*** Opening of Data for processing ***

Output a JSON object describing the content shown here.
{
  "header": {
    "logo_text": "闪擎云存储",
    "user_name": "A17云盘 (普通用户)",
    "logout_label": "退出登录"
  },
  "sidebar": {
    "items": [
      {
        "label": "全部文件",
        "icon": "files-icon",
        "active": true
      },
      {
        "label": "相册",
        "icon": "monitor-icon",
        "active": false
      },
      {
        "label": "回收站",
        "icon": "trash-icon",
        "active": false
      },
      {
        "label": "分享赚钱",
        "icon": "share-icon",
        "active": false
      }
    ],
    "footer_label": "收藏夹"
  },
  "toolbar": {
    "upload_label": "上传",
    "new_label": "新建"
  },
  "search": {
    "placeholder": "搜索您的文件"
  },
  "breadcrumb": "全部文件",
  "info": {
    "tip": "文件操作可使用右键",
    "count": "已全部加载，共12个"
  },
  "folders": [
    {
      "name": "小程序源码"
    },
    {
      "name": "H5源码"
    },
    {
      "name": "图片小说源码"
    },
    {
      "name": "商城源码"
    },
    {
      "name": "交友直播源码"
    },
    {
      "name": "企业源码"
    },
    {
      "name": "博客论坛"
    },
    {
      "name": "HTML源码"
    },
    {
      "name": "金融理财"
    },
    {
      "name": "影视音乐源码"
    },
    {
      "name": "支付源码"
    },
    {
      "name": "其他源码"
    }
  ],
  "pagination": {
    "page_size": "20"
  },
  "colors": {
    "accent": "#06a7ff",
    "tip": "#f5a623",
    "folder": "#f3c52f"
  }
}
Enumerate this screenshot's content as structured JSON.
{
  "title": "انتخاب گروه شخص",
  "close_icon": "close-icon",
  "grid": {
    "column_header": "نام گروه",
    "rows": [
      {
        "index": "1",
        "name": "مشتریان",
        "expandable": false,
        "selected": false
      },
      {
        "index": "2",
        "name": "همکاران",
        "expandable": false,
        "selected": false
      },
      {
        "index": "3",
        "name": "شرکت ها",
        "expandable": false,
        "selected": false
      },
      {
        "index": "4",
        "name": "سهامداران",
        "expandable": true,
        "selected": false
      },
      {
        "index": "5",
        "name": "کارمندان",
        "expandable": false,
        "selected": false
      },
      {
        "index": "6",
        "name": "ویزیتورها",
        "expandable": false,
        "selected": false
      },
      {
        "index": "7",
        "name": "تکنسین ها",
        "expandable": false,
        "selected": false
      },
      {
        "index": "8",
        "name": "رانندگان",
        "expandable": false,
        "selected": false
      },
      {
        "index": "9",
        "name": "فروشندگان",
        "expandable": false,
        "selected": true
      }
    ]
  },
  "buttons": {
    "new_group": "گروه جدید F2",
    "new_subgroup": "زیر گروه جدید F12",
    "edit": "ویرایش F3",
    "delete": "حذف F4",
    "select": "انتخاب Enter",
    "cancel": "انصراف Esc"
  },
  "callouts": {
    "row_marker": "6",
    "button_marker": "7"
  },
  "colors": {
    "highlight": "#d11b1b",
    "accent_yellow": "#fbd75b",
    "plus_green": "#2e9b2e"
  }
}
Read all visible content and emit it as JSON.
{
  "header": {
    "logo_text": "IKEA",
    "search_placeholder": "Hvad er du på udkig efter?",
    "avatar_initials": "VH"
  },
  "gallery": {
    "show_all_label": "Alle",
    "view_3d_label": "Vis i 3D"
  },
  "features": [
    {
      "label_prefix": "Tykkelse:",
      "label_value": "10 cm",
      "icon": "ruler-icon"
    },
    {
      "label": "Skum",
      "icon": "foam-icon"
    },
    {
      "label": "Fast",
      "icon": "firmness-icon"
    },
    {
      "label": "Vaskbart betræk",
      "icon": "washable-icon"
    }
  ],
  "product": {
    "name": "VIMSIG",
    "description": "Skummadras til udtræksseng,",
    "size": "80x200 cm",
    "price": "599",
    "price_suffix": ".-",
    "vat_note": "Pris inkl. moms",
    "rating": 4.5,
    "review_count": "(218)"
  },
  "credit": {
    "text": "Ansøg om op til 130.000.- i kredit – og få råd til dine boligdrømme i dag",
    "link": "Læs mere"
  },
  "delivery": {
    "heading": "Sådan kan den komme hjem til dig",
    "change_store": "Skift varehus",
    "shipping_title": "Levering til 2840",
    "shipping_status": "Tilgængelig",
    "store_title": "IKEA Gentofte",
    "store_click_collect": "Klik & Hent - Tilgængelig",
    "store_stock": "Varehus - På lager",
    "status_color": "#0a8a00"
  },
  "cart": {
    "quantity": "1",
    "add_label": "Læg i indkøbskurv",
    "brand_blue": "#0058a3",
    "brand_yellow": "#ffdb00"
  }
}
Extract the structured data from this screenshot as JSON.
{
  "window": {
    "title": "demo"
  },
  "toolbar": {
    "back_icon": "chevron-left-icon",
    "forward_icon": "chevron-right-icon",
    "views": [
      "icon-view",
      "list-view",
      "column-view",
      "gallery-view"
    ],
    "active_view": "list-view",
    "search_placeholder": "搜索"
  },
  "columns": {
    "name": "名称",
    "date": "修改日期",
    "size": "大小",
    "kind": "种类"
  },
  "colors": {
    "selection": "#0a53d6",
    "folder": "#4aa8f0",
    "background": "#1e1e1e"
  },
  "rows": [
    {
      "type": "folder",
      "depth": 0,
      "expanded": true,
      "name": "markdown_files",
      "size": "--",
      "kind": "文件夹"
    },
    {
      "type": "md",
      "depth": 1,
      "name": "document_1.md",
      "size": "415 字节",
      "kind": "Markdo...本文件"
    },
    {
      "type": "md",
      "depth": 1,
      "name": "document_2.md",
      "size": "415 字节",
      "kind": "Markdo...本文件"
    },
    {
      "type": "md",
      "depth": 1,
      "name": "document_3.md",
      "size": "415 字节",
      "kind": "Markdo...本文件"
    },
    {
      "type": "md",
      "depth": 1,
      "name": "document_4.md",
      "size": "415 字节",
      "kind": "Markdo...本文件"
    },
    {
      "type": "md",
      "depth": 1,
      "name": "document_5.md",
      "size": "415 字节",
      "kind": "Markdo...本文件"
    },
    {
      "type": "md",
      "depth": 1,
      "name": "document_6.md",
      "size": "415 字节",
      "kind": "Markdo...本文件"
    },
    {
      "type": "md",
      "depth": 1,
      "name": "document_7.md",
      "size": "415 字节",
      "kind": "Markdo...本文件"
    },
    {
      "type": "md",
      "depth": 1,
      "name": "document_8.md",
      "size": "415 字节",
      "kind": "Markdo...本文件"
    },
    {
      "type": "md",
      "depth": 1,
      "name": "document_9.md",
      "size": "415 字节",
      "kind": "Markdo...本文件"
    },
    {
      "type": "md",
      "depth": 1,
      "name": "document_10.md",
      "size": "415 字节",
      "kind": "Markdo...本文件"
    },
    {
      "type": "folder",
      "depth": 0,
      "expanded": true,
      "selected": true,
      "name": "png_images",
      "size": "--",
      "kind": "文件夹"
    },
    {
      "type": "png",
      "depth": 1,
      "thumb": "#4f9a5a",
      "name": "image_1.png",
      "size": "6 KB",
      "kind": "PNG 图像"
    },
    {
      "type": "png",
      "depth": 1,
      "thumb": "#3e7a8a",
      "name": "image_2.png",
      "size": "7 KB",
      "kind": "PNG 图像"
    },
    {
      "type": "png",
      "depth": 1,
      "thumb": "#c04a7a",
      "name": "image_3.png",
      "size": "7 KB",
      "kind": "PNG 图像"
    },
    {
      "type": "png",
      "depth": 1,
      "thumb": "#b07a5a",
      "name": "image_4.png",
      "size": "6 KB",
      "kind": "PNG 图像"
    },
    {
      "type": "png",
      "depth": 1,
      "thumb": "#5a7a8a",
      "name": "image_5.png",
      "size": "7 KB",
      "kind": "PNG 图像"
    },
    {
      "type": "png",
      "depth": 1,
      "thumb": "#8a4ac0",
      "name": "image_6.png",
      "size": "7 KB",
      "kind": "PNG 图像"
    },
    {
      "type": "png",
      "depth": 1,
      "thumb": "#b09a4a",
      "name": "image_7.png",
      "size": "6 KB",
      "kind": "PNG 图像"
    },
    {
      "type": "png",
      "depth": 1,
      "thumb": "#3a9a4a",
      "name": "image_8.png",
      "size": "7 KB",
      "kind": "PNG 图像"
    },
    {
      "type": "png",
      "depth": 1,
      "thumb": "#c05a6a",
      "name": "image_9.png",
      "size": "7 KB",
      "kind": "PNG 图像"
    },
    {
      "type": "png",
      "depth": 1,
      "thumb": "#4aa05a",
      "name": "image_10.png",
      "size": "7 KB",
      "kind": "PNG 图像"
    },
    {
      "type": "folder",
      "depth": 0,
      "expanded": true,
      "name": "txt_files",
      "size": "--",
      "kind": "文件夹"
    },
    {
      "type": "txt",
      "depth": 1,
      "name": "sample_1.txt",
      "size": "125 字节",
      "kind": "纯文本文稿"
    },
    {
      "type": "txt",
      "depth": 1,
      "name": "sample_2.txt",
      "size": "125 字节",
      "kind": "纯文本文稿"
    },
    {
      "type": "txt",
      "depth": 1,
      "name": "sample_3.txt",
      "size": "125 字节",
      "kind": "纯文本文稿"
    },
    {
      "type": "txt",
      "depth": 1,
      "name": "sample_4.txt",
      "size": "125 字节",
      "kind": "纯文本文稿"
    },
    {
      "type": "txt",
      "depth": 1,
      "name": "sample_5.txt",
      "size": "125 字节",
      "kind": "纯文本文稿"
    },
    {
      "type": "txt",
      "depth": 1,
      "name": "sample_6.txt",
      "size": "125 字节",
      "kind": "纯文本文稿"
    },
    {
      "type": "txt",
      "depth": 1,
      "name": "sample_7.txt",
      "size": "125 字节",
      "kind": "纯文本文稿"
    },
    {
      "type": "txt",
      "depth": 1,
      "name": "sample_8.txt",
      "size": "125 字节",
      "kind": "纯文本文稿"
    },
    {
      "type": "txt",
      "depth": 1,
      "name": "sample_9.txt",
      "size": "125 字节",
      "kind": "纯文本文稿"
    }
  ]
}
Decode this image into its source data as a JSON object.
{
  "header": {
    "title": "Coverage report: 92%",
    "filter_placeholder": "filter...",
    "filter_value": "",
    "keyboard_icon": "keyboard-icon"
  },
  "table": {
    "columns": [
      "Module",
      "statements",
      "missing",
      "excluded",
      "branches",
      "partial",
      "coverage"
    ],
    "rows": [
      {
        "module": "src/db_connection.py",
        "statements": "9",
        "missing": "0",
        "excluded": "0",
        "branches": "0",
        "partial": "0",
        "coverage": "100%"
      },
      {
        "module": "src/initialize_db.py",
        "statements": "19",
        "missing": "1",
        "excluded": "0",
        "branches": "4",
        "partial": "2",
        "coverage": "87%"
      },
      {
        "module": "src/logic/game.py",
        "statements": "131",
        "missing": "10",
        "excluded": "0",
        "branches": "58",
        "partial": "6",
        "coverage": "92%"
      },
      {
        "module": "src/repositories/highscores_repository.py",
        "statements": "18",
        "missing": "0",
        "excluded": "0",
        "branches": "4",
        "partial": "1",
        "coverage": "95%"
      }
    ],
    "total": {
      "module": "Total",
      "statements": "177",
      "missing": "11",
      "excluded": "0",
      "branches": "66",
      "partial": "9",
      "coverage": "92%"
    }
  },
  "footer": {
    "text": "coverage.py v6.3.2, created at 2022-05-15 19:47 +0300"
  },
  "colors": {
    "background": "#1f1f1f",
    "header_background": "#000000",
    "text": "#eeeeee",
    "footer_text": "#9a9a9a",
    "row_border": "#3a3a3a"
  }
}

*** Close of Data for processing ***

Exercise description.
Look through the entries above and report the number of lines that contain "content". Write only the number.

Output for this exercise.
3